He is perhaps the only Indian star who says stars must know when to leave the stage so new stars can blossom and shine. He is perhaps the only Indian athlete who says Indians must learn how to lose if they want to win and not just in sports. He is the only Indian to have won an individual gold medal at the Olympics - shooting (men's 10-metre air rifle) at the 2008 summer Olympics in Beijing. While athletes around the world prepare feverishly for the Tokyo Olympics in 2020, he is almost certain India will wake up to the games under the glare of the opening ceremony lights. Most Indians would agree.
Ace shooter Abhinav Bindra missed the podium at the recently concluded Rio games by a hair’s breadth, but that’s all the edge accorded to fierce competition at that level. “It’s than nth of a second or a millimetre that separates a winner from those who lost – to get there it can take anything between eight to ten years of steady work,” says Bindra. When shuttler PV Sindhu won the silver medal at Rio he tweeted “What a player…I’m waiting for you to join me in the club. You have no idea how lonely it’s been.”
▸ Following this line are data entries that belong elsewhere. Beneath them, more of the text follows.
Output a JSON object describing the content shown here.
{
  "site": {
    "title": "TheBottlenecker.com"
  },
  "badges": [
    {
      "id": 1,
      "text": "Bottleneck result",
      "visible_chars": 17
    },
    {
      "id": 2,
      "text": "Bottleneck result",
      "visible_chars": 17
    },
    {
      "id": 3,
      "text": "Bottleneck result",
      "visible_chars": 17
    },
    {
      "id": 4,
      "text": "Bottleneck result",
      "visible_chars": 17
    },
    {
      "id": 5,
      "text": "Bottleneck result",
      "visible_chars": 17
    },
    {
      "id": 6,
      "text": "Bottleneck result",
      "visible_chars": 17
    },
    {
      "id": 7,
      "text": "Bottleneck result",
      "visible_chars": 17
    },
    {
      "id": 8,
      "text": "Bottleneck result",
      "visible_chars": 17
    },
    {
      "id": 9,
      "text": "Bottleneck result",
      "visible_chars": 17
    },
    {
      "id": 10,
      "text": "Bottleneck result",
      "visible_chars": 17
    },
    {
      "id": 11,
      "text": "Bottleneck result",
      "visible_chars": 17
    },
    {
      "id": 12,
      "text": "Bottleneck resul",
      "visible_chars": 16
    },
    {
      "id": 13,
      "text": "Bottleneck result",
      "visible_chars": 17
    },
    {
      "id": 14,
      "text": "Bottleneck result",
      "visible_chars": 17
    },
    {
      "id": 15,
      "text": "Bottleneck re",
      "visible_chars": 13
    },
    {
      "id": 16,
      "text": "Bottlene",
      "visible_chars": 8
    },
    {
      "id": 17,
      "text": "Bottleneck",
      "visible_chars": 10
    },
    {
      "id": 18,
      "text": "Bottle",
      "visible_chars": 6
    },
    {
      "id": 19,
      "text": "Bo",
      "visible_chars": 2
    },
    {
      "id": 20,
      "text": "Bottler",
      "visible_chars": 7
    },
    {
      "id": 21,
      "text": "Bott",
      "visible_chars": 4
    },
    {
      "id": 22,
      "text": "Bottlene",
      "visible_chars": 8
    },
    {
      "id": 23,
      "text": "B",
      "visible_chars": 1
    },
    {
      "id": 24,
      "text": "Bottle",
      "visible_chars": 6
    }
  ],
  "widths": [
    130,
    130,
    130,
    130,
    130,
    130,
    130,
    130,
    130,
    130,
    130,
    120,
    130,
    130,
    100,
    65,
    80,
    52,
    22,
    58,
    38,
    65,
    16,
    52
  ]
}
Add unimaginable stress to loneliness and the ridiculous expectations of a nation of over 1.2 billion people who discover the Olympics for a few weeks every 48 months and then swiftly forget it. “Rio is forgotten and we will remember the Olympics at the opening ceremony before Tokyo – this attitude must change and change now,” says Bindra. “The change has to come at the grass roots – when families take to weekends sports as a social activity then we are talking,” he adds. It is no longer about just winning. It's about ensuring boundaries, pushing them constantly and competing with the best.
Can sports be a builder of national character? Yes, says this humble gentleman from Chandigarh. “Every Indian should be exposed to sports – it teaches you to integrity, to play fair, work hard, and above all the capacity to absorb success and failure without giving up.” These are life lessons unparalleled in any other discipline. Think leadership not just in sports but across disciplines. No grit, no passion, no hard work and you are in the category of an also ran.
Olympics is the greatest platform for sports says Bindra adding that the aggression a winner shows on the field is also the result of an internal discipline. “You have one shot to execute the skills you have been training for, for years – there is no room for error and you have to be perfect on an imperfect day,” Bindra says. That means huge internal expectations and that also means dealing with the vagaries that life serves up everyday. This is not philosophy - it is high-level competition which is meditation with a difference. Bindra calls it the “channelising of all the energies” to ensure success. Listen India listen. This is a mâitre sharing insights into discipline and perseverance.
What are the three things he would do to transform India into a sporting nation in the next two decades? Bindra shoots straight here. Grassroots is where it has to start and give people the right foundation, knowledge and infrastructure. There is support but it is not filtering down to the ground. “We need to increase depth in our performance and that depth can only come from the grassroots,” says Bindra. “In my own sport what is missing is the quality of domestic competition – getting into a final at the national level has to be at world standard,” he adds. Looking for natural talent among sections of people (running or swimming for example) remains an untapped pool in India. Spot the talent, get the training right and move.
Secondo Bindra asks for root and branch changes in training and coaching facilities beginning with training for coaches who are not exposed to the latest knowledge in their disciplines. In addition to sportspeople the canvas includes doctors, nutritionists, physiotherapists and other expertise which is what all world-class athletes get in their countries. “You can hire foreign coaches but only a few can have that. The real value for India will come when you build expertise with your own people,” he says.
Terzo is a call to invest in sports science, sports medicine and allied areas which. Bindra refers to a model in the United Kingdom (UK) in particular their successful cycling teams where the entire effort is to improve performance to get that one percent which is the defining factor between a medal and its absence.
All of the above will work only by building accountability in the system through a clear plan, constant monitoring and evaluation is the only way to move forward for says Bindra. Asked who should do all this, pat comes the reply “That’s a million dollar question – we as a nation have to decide what our aspirations are,” he says. And there is that steeple chase cum decathlon cum the Produnova vaults to find funding for talented people. "Cricket is blessed, but not sports - funding has to come in in a major way and the pool has to be a mixture of the public and private sector," he stresses.
The only Indian who held a world and Olympic record at the same time says he would be happy to assist with his vision and expertise but hastens to add that experts from various fields have to pull together in the right direction. “I see a new generation in India, extremely competitive people who have self-belief and that is very positive. We are developing, growing, people have more exposure – these are all important signs,” he says.
As our conversation ends I am struck by Bindra’s humility. Not a word is out of place and there is no exaggeration – just a genuine devotion to excellence. My head swoons. I am thinking of the committees, sub committees, large committees, larger committees, travel and tourism to 'check out' global facilities and India’s clueless spelling drone of a sports minister. Now we have PR and event management companies adding to the drag. If we are serious about cutting to chase, there is no time for patience anymore.